My Life as a Chicken. As told to Ellen A. Kelley. Pictures by Michael Slack. Harcourt. $16.
Only You. By Robin Cruise. Pictures by Margaret Chodos-Irvine. Harcourt. $16.
These books are about as different as picture books can be, but both offer excellent melding of text and illustrations, stories that fit neatly into rhyme, and a great deal of reading satisfaction. Just pick your preference – something weird and hilarious, or something heartfelt and emotionally true – and make your choice. Or choose both books, since most families have quite a range of emotions themselves.

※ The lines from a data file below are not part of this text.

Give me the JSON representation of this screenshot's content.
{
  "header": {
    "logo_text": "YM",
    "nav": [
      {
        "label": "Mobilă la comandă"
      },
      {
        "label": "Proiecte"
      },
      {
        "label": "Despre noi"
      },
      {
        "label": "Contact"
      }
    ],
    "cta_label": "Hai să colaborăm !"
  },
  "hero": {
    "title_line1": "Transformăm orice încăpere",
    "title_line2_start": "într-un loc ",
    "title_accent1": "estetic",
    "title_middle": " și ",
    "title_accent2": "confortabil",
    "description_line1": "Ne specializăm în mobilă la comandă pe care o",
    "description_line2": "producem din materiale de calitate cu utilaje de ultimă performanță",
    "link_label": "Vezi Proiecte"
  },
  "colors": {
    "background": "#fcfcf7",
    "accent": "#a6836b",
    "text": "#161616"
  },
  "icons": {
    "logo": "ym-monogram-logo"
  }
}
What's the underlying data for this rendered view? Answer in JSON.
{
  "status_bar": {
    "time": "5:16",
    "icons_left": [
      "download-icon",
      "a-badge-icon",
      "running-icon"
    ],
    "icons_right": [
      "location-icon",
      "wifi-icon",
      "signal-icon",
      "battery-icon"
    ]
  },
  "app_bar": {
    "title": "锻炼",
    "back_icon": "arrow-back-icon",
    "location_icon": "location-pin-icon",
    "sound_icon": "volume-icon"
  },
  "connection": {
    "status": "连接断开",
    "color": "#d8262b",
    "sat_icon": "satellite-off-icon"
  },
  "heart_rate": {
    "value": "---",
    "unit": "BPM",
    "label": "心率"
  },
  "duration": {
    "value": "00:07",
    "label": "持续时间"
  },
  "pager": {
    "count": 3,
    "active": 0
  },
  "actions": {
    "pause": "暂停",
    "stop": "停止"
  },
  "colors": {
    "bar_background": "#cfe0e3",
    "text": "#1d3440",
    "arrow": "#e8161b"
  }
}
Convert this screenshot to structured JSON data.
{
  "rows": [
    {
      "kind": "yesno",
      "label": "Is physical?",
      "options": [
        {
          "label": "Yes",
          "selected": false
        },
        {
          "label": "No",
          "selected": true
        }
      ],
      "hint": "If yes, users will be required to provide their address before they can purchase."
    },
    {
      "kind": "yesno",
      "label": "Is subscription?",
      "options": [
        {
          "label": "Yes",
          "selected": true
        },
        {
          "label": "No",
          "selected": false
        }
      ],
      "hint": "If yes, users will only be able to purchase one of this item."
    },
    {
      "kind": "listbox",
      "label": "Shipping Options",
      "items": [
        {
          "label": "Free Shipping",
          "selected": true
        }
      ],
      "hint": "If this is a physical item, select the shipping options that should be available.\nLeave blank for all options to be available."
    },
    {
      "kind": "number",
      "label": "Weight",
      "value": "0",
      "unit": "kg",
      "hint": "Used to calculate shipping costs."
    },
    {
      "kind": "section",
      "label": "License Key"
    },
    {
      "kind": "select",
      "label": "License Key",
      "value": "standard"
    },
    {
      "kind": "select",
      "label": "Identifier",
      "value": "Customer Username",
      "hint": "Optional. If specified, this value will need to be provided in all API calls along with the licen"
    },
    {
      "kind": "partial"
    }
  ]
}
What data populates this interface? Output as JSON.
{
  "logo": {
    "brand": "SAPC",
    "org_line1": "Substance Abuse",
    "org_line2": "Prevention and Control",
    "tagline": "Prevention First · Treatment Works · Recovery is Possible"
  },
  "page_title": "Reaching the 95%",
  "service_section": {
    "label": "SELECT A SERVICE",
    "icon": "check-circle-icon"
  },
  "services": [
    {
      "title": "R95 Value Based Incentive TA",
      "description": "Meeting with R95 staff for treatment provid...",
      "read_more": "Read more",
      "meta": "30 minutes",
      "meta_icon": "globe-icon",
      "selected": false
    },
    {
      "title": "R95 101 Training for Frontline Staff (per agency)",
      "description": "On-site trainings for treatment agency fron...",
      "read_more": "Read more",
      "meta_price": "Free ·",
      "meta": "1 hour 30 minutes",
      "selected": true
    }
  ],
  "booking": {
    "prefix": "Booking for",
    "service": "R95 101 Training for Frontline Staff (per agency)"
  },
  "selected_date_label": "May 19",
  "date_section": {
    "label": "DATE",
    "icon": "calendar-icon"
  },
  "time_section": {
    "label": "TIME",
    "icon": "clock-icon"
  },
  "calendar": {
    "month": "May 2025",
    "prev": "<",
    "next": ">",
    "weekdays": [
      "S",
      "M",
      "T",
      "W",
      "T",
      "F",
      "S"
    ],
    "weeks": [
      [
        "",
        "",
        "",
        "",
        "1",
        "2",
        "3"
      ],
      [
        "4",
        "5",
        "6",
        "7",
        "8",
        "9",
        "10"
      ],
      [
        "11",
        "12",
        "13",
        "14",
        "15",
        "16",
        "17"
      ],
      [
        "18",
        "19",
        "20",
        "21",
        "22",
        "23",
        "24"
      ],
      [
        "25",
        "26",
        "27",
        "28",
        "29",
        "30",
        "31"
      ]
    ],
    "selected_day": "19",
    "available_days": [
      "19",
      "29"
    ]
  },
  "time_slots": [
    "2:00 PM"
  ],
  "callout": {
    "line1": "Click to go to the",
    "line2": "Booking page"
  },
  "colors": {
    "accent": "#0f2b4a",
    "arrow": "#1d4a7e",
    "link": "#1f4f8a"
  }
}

My Life as a Chicken is the story of Pauline Poulet “as told to Ellen A. Kelley,” and Kelley certainly does tell it. Pauline hatches, grows to maturity (very quickly), and sets about her daily work of laying eggs. All is well for a while. Then: “But round my roost I hear suspicious/ words like ‘Chicken pie, delicious.’/ Has Farmer hatched a crafty plan/ to throw me in a frying pan?” With a loud “Bawwwk!” Pauline escapes, and then it’s “perils of Pauline” time (even if kids and many parents won’t realize that the phrase refers to an old-time series of adventures with a cliff-hanger at the end of every one). There’s the run through the woods, the encounter with the tornado, the soaking in the ocean, the capture by pirate cats, the escape in a hot-air balloon, and more – all to the tune of this resourceful hen’s repeated cry, “Pauline, Prevail!” And prevail she eventually does, finding a happy home at last in an ending as unbelievable (but satisfying) as everything else here. Highly satisfying, too, are the pictures by Michael Slack, without which My Life as a Chicken would not have nearly so much charm. The expressiveness of Pauline’s eyes is a wonder to behold, and the perils she faces are drawn with great style, from the huge-headed and toothy fox…to the evil-eyed octopus (apparently with only five arms, though, which would make it a pentapus)…to the one-eyed, peg-legged pirate cook.
Margaret Chodos-Irvine brings an entirely different sense of style to the pictures in Only You, a simple and lovely book about the many ways a parent loves a child. Everything here is done in gentle curves – there’s not a hard edge in the book, and that makes perfect sense. Colors are gentle, too, attractive but not too bright. And the simple expressiveness of a child’s joy, sleepiness or loving cuddle is beautifully shown through stylized faces that brim with real emotion. Robin Cruise’s text goes well with the pictures, but it is almost as if the words illustrate the portrayals of characters rather than the other way around: “I love your laugh, your frown, your grin./ I love you from the outside in!” Chodos-Irvine’s pictures combine techniques from several forms of printmaking to create something that is new, striking, highly attractive, and a perfect fit for this gentle tale of the multifaceted love between parent and child.